Lyft warns BC on path towards less affordable and reliable ridesharing.
Despite the fact that an all-party committee looking into bringing ridesharing to BC recommended a Class 5 licence in a report earlier this year, Transportation Minister Claire Trevena has stood by the Class 4 requirement amid much criticism. The Class 4 license creates a barrier for people to become Lyft/Uber drivers, argues Aaron Zifkin, Lyft’s Canadian managing director:
A Class 4 licencing requirement would result in a far less robust and effective system and make it nearly impossible for Lyft to operate real ridesharing in BC.
Left.io's Chris Jensen has a solution to connect the next billion people to the Internet.
The CEO of Left.io is spearheading a project named RightMesh, which he hopes will allow developing countries to get online without building any new infrastructure.

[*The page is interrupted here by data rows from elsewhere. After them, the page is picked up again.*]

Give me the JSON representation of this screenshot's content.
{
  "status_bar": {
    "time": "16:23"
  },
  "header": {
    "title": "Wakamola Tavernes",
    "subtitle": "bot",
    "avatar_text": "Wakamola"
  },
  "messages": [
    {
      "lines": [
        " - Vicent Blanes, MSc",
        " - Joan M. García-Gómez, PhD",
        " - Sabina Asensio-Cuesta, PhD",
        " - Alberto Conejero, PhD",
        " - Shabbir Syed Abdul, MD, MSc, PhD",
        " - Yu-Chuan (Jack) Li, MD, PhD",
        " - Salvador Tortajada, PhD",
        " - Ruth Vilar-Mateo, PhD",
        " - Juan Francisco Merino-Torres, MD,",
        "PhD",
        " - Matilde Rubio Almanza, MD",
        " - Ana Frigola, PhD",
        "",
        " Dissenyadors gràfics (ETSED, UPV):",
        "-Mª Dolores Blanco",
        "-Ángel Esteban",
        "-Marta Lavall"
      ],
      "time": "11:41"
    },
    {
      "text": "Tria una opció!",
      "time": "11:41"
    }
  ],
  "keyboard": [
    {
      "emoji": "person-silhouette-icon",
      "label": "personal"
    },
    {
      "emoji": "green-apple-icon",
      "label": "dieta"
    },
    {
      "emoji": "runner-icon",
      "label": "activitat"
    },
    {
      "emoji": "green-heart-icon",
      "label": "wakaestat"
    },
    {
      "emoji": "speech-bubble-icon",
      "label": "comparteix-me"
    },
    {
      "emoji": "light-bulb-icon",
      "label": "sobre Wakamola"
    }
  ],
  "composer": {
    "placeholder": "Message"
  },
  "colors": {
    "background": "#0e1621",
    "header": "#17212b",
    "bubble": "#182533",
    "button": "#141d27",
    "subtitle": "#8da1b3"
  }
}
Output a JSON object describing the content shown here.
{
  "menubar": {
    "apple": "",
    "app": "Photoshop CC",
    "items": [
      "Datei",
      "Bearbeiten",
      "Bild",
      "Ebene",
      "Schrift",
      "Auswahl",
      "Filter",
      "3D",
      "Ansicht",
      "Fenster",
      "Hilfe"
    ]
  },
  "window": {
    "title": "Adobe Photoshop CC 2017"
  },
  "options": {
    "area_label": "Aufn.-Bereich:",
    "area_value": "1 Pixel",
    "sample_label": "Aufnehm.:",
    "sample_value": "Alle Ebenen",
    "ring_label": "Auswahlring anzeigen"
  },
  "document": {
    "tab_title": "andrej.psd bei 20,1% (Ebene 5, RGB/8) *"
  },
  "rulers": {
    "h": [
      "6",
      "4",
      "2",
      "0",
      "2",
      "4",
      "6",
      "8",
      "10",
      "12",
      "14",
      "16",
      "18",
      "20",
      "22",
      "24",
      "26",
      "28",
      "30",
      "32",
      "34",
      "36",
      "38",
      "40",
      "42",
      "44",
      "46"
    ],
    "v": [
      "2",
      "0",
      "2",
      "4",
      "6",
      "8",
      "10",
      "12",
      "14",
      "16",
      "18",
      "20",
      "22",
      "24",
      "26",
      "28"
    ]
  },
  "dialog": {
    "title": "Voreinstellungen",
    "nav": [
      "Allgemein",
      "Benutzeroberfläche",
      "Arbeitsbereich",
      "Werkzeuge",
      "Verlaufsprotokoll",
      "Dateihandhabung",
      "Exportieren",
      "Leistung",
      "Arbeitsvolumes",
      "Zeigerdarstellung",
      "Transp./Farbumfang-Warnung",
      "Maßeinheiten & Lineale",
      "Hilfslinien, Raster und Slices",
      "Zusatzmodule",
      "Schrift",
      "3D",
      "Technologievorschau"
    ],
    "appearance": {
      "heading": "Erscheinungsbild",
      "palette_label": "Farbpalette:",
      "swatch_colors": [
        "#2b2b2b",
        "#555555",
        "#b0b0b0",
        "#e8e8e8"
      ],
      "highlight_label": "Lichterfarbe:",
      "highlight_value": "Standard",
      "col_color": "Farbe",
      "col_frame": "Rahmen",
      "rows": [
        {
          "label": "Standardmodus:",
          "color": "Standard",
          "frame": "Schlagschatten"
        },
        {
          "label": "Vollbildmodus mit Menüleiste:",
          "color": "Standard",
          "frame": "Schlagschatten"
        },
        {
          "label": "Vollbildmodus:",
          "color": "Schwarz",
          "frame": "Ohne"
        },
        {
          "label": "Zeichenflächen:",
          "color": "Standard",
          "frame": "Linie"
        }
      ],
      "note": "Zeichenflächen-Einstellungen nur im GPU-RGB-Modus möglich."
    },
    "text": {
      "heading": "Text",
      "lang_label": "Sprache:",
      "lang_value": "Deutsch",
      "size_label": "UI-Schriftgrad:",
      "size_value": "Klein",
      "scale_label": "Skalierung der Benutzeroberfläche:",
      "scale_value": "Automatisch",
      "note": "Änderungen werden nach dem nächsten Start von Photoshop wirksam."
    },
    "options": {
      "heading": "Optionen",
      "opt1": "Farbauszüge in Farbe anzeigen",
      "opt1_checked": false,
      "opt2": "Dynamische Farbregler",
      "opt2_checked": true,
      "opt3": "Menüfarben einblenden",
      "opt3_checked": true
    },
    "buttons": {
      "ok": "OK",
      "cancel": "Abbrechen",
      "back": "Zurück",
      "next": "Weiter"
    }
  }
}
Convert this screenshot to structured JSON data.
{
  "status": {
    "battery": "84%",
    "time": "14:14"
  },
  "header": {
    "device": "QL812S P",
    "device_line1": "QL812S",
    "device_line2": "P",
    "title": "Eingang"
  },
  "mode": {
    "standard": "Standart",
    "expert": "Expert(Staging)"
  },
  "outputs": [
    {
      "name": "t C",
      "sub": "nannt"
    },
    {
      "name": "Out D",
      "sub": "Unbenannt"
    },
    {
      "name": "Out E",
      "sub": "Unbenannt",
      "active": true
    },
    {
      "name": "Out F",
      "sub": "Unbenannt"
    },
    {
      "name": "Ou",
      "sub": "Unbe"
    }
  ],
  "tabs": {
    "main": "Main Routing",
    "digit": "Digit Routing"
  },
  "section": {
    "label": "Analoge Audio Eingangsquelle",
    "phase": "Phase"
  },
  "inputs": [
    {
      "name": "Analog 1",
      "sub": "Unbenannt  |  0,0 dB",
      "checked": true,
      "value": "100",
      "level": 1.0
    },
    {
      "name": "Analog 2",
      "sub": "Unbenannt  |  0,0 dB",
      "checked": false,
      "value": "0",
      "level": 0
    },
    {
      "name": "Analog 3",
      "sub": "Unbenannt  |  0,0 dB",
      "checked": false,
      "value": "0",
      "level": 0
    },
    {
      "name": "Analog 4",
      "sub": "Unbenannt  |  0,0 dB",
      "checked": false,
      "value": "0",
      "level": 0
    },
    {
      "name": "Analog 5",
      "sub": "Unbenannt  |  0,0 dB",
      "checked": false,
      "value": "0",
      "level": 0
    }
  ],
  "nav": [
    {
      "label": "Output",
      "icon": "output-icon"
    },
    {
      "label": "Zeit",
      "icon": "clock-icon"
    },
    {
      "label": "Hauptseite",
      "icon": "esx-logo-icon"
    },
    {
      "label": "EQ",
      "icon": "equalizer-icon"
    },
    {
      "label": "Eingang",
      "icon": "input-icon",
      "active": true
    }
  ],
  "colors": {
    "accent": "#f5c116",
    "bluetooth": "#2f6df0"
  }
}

How does it work? Kate Wilson writes:
Instead of requiring everybody to connect to the Internet via satellite, phone tower, or WiFi router, the company’s RightMesh technology allows individuals to get onto the Internet by linking to each other’s cellphones. Each phone forms a connection point in a giant mesh, allowing information—and Internet access—to be passed between each person, as long as someone in the mesh is online.
Says Jensen, “Instead of everyone being connected to the Internet, it’s just that everyone is connected, and you can use the Internet when you need to.”
The BIV Women in Business podcast, hosted by Hayley Woodin, features four local heavy hitters.
Check out Business in Vancouver’s four-part Women in Business podcast series, sponsored by UBC Sauder School of Business, to hear interviews with Dr. Carole Taylor, British Columbia’s former finance minister, Catherine Warren, CEO of the Vancouver Economic Commission, Celeste Haldane, chief commissioner of the British Columbia Treaty Commission, and the Hon. Janet Austin, Lieutenant Governor of British Columbia.
[Business in Vancouver]
SFU vice president Joy Johnson helped level playing field for women in medical research.
While scientific director for the Canadian Institutes of Health Research’s Institute of Gender and Health, Johnson and her colleagues persuaded CIHR to ensure that anyone applying for federal health-research funding would have to indicate if they were considering sex and gender, a “game changer,” in her own words. Now, Dr. Johnson leads university-wide research and innovation initiatives and supports researchers in eight faculties at SFU. Of note: SFU has the fastest-growing research income of any university in Canada.
The Future of Work: Here's to our robot overlords.
Ryan Stuart at BCBusiness explores how automation may affect Canada’s poor productivity, while also highlighting how the province is acting and making investments to prepare British Columbians for the jobs and industries of the future. See: Emerging Economy Task Force, B.C. Employer Training Grant, Innovation Commissioner’s office, and Innovate BC.
FrontFundr founder Peter-Paul Van Hoeken thinks that investment crowdfunding could unlock $2.5B in Canada for early-stage companies.
The number is “based on a conservative assumption that 1.8% of total financial assets would be directed towards investment in the private markets,” he writes on his company’s blog.
BC Green Party leader Andrew Weaver is calling bullshit on "clean LNG."
A few of his key points that make you think:
The argument that an LNG plant will emit less than a coal plant is equivalent to arguing that smoking five cigarettes a day, as opposed to an entire pack, is a net health benefit.
LNG Canada will be the largest single point of greenhouse gas emissions in B.C.
LNG is sourced via fracking. And…
Fracking is the primary suspect in a spike of extremely rare and lethal cancers in the very communities LNG claims to be benefiting. Doctors are actively advising pregnant women to leave these towns during their pregnancies.”